Activity: The answer must be every line of the records below that holds the word "Morning".

Raw data:
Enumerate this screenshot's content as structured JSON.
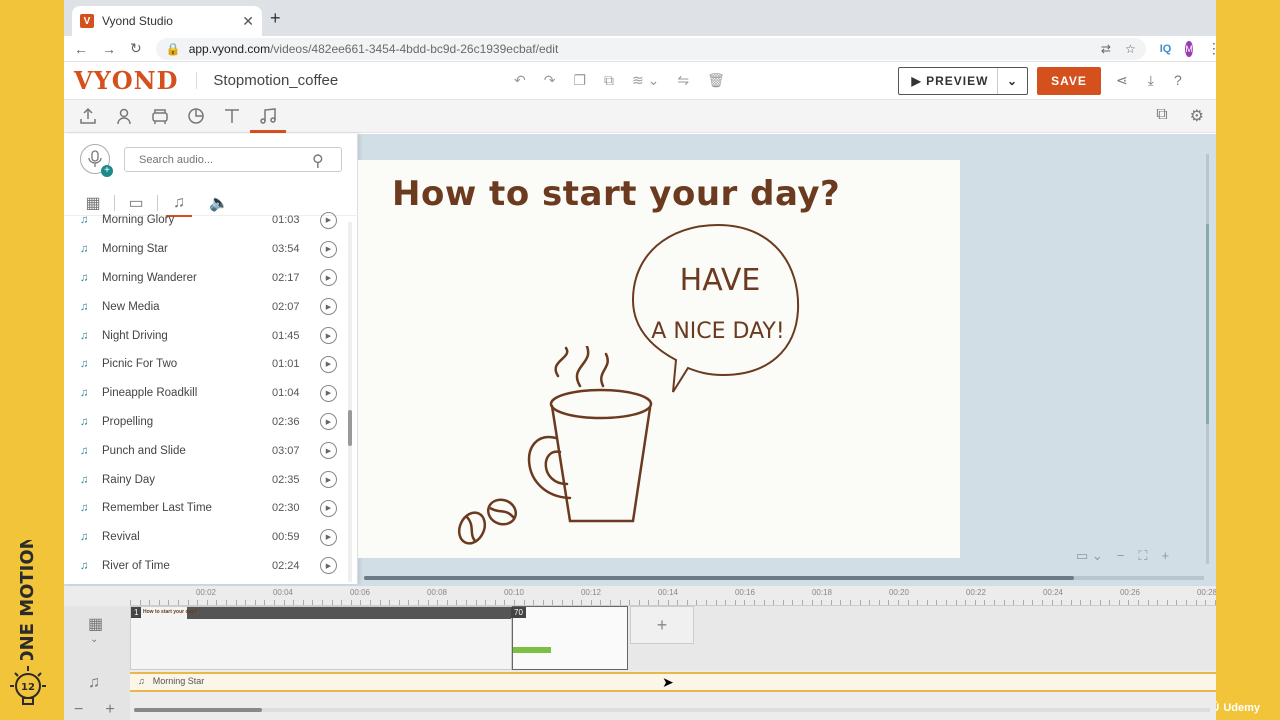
{
  "browser": {
    "tab_title": "Vyond Studio",
    "tab_favicon_letter": "V",
    "url_host": "app.vyond.com",
    "url_path": "/videos/482ee661-3454-4bdd-bc9d-26c1939ecbaf/edit",
    "iq_label": "IQ",
    "profile_initial": "M"
  },
  "app": {
    "logo": "VYOND",
    "project_name": "Stopmotion_coffee",
    "preview_label": "PREVIEW",
    "save_label": "SAVE"
  },
  "audio_panel": {
    "search_placeholder": "Search audio...",
    "tracks": [
      {
        "name": "Morning Glory",
        "duration": "01:03"
      },
      {
        "name": "Morning Star",
        "duration": "03:54"
      },
      {
        "name": "Morning Wanderer",
        "duration": "02:17"
      },
      {
        "name": "New Media",
        "duration": "02:07"
      },
      {
        "name": "Night Driving",
        "duration": "01:45"
      },
      {
        "name": "Picnic For Two",
        "duration": "01:01"
      },
      {
        "name": "Pineapple Roadkill",
        "duration": "01:04"
      },
      {
        "name": "Propelling",
        "duration": "02:36"
      },
      {
        "name": "Punch and Slide",
        "duration": "03:07"
      },
      {
        "name": "Rainy Day",
        "duration": "02:35"
      },
      {
        "name": "Remember Last Time",
        "duration": "02:30"
      },
      {
        "name": "Revival",
        "duration": "00:59"
      },
      {
        "name": "River of Time",
        "duration": "02:24"
      }
    ]
  },
  "stage": {
    "title": "How to start your day?",
    "bubble_line1": "HAVE",
    "bubble_line2": "A NICE DAY!"
  },
  "timeline": {
    "ticks": [
      "00:02",
      "00:04",
      "00:06",
      "00:08",
      "00:10",
      "00:12",
      "00:14",
      "00:16",
      "00:18",
      "00:20",
      "00:22",
      "00:24",
      "00:26",
      "00:28"
    ],
    "scene1_number": "1",
    "scene1_caption": "How to start your day?",
    "scene2_number": "70",
    "audio_track_name": "Morning Star"
  },
  "branding": {
    "side_text": "ONE MOTION",
    "bulb_number": "12",
    "udemy": "Udemy"
  },
  "colors": {
    "accent": "#d4511e",
    "brand_yellow": "#f2c43a",
    "teal": "#1b8a8a",
    "coffee_brown": "#6b3a1f"
  }
}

Answer space:
        "name": "Morning Glory",
        "name": "Morning Star",
        "name": "Morning Wanderer",
    "audio_track_name": "Morning Star"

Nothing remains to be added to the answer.